roll = 0.96 * gyroAngleX + 0.04 * accAngleX;

pitch = 0.96 * gyroAngleY + 0.04 * accAngleY;

// Print the values on the serial monitor







void calculate_IMU_error() {

// We can call this funtion in the setup section to calculate the accelerometer and gyro data error. From here we will get the error values used in the above equations printed on the Serial Monitor.

// Note that we should place the IMU flat in order to get the proper values, so that we then can the correct values

// Read accelerometer values 200 times

while (c < 200) {




Wire.requestFrom(MPU, 6, true);

AccX = (Wire.read() << 8 | Wire.read()) / 16384.0 ;

AccY = (Wire.read() << 8 | Wire.read()) / 16384.0 ;
AccZ = (Wire.read() << 8 | Wire.read()) / 16384.0 ;

// Sum all readings

AccErrorX = AccErrorX + ((atan((AccY) / sqrt(pow((AccX), 2) + pow((AccZ), 2))) * 180 / PI));

AccErrorY = AccErrorY + ((atan(-1 * (AccX) / sqrt(pow((AccY), 2) + pow((AccZ), 2))) * 180 / PI));



//Divide the sum by 200 to get the error value

AccErrorX = AccErrorX / 200;

AccErrorY = AccErrorY / 200;

c = 0;

// Read gyro values 200 times

while (c < 200) {




Wire.requestFrom(MPU, 6, true);

GyroX = Wire.read() << 8 | Wire.read();

GyroY = Wire.read() << 8 | Wire.read();

GyroZ = Wire.read() << 8 | Wire.read();

// Sum all readings

GyroErrorX = GyroErrorX + (GyroX / 131.0);

GyroErrorY = GyroErrorY + (GyroY / 131.0);

GyroErrorZ = GyroErrorZ + (GyroZ / 131.0);



//Divide the sum by 200 to get the error value

GyroErrorX = GyroErrorX / 200;

GyroErrorY = GyroErrorY / 200;

GyroErrorZ = GyroErrorZ / 200;

// Print the error values on the Serial Monitor

Serial.print(“AccErrorX: “);


Serial.print(“AccErrorY: “);


Serial.print(“GyroErrorX: “);


Serial.print(“GyroErrorY: “);


Serial.print(“GyroErrorZ: “);




From the above programming, we can obtain the data for Roll or pitch, or Yaw. These are the manipulated data attained through MPU6050 gyroscopic angles.

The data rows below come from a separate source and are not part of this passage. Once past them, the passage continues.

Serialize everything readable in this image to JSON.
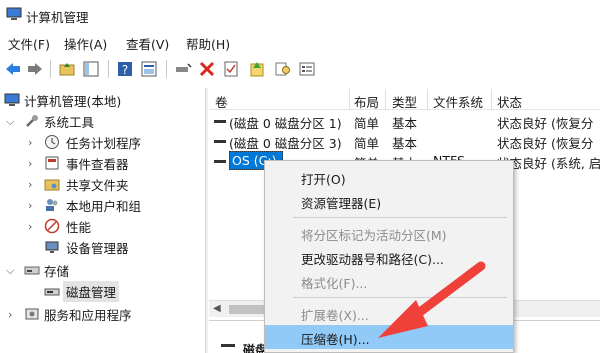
{
  "window": {
    "title": "计算机管理"
  },
  "menu": [
    "文件(F)",
    "操作(A)",
    "查看(V)",
    "帮助(H)"
  ],
  "tree": {
    "root": "计算机管理(本地)",
    "system_tools": "系统工具",
    "task_scheduler": "任务计划程序",
    "event_viewer": "事件查看器",
    "shared_folders": "共享文件夹",
    "local_users": "本地用户和组",
    "performance": "性能",
    "device_manager": "设备管理器",
    "storage": "存储",
    "disk_management": "磁盘管理",
    "services_apps": "服务和应用程序"
  },
  "list": {
    "headers": [
      "卷",
      "布局",
      "类型",
      "文件系统",
      "状态"
    ],
    "rows": [
      {
        "volume": "(磁盘 0 磁盘分区 1)",
        "layout": "简单",
        "type": "基本",
        "fs": "",
        "status": "状态良好 (恢复分"
      },
      {
        "volume": "(磁盘 0 磁盘分区 3)",
        "layout": "简单",
        "type": "基本",
        "fs": "",
        "status": "状态良好 (恢复分"
      },
      {
        "volume": "OS (C:)",
        "layout": "简单",
        "type": "基本",
        "fs": "NTFS",
        "status": "状态良好 (系统, 启"
      }
    ]
  },
  "lower": {
    "disk_label": "磁盘"
  },
  "context_menu": {
    "open": "打开(O)",
    "explorer": "资源管理器(E)",
    "mark_active": "将分区标记为活动分区(M)",
    "change_letter": "更改驱动器号和路径(C)...",
    "format": "格式化(F)...",
    "extend": "扩展卷(X)...",
    "shrink": "压缩卷(H)..."
  },
  "colors": {
    "selection": "#0078d7",
    "menu_highlight": "#91c9f7",
    "annotation_arrow": "#f0403a"
  }
}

The applications of MPU6050 sensor mainly include 3D mice controller, 3D remote controller, robotic arm controlling, hand gesture controlling devices, self-balancing robots, etc.


The advantages of sensor fusion include the following.

  • The fusion sensor is used to provide accuracy over a broad range of operating conditions.
  • The integrated sensory data provides multilateral, reliable & high-level recognition devices.
  • Sensor fusion has the capacity to bring the inputs of several LIDARs, cameras & radars to form a single model of the environment in the region of a vehicle. The resulting model is more accurate as it balances different sensors’ strengths.
  • Sensor fusion gives more comprehensive & dependable data as compared to individual sensors
    Sensor fusion will reduce operating costs by expanding the range of different devices like UAVs (unmanned aerial vehicles) & robotics including autonomous features.
  • Sensor fusion mainly targets overcoming the limitations of the individual sensors.
  • A sensor fusion system enhances the strength of the lane detection system to make the system more consistent.


The applications of sensor fusion include the following.

  • Sensor fusion is used in Global Positioning System (GPS) & inertial navigation system (INS) where data of these systems can be fused with different techniques. For instance, the extended Kalman filter is used in determining an aircraft’s attitude with low-cost sensors.
  • Sensor fusion allows awareness of context, which has enormous potential for the IoT (Internet of Things).
  • It improves the performance of lane detection dramatically when a number of sensors are used & perception capacity is increased.

Thus, this is all about an overview of sensor fusion which includes different algorithms as well as tools used for designing, testing & simulating systems that combine information from several sensors to maintain localization & situational awareness like active, passive radar, LIDAR, EO/IR, sonar, GPS & IMU. Here is a question for you, what are the disadvantages of sensor fusion?